Actually, it’s not all that bad. The Legend of Zelda: Breath of the Wild’s DLC packs will hopefully be just as fulfilling and valuable as those found in Bethesda or BioWare games, and why would anybody in their right mind ever complain about more Zelda? DLC has come a long way over the years, and Senior Product Marketing Manager Bill Trinen recently came out swinging to defend the company’s decision to make some.
Speaking on IGN’s Nintendo Voice Chat podcast, Trinen simply states that not making DLC “would be a waste” of a wonderful video game.
It was tough, because we actually had a lot of debate in terms of do we announce it, how do we announce it. I think one of the things that’s unique about the way Nintendo develops games is when we’re working on a game, and certainly just knowing the history of Nintendo games, you guys know that it’s essentially we use every last minute to make the game as good as we possibly can, and really what that means is that the dev team was working on the main game, finished the main game, and as they’re starting to get to the very end and wrap it up, really they said, ‘You know we’ve made this massive world of Hyrule, we’ve spent a long time building it. It would be a waste to just make one game and have that be it.’ We want people to be able to enjoy exploring this world, and so they started thinking about, ‘Well, if we were going to do DLC, what would we do, how would we do it?’ And you can see that in the fact that it’s not… the DLC is not launching the day after the game or the week after. It’s coming out several months later in the form of the first pack and then several months after that in the form of the second pack. And that’s because the content is in development.
And so I think from my perspective, obviously if we were able to share more details, that would have been easier, but I think if you look to the example of something like a Mario Kart-type of a DLC approach, really what the goal is is let’s give people the option to purchase it when they’re at the store buying the game and give them something to look forward to, and kind of let them know there’s more to come in this world. And if you’re a Zelda fan buying Nintendo Switch at launch and really you’re buying it for Zelda, I mean how happy are you to know that hey, I’m going to be able to play more Zelda in this world again later this year.
TL;DR: It’s the modern world. Get used to it.
Nintendo fans are being forced to evolve at an unnatural pace
Not only are the Nintendo faithful being forced to swallow free-to-play Fire Emblem games, they now have to deal with paid DLC and season passes too? You might have thought that Fire Emblem Fates’ unorthodox payment plans would have been the last straw, but no… Zelda DLC. The horror…
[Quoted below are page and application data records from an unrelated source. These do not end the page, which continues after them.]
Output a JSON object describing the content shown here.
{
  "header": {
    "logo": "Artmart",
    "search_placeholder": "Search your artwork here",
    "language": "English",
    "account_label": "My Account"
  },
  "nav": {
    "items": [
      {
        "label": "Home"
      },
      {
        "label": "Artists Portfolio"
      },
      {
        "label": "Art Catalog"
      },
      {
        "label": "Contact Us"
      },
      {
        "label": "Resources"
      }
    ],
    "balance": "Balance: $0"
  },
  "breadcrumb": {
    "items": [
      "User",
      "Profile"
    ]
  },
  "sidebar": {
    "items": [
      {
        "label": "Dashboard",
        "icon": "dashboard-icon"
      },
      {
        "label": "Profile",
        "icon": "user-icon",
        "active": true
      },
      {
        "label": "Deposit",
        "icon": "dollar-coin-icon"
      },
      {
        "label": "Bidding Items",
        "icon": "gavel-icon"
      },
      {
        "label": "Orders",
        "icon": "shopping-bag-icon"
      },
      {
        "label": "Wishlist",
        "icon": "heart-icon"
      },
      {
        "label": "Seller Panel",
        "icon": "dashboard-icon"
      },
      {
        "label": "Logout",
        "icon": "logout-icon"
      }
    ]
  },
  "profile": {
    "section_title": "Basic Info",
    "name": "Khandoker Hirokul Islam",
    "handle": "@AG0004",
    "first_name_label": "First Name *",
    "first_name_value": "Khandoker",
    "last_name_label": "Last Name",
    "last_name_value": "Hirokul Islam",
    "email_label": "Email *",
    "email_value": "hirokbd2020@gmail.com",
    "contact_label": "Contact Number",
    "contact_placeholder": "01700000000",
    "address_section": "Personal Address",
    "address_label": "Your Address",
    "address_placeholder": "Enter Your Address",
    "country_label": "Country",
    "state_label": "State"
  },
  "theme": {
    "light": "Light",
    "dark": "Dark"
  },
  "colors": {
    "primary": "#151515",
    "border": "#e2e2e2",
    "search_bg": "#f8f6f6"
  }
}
I knew that they were going to come around to the practices kicking and screaming, but come on, the rest of the world caught on years ago. It’ll be okay, Nintendo fans. I promise. The company has a good track record with DLC so far, doesn’t it? Super Smash Bros. characters and those sweet Mario Kart 8 expansions, Nintendo hasn’t let us down yet, right?
At this point, I would be more worried about the space in console’s memory to hold the DLC rather than the actual DLC itself. Focus on the problem at hand!
The Legend of Zelda: Breath of the Wild will be released for the Nintendo Switch and Wii U on March 3.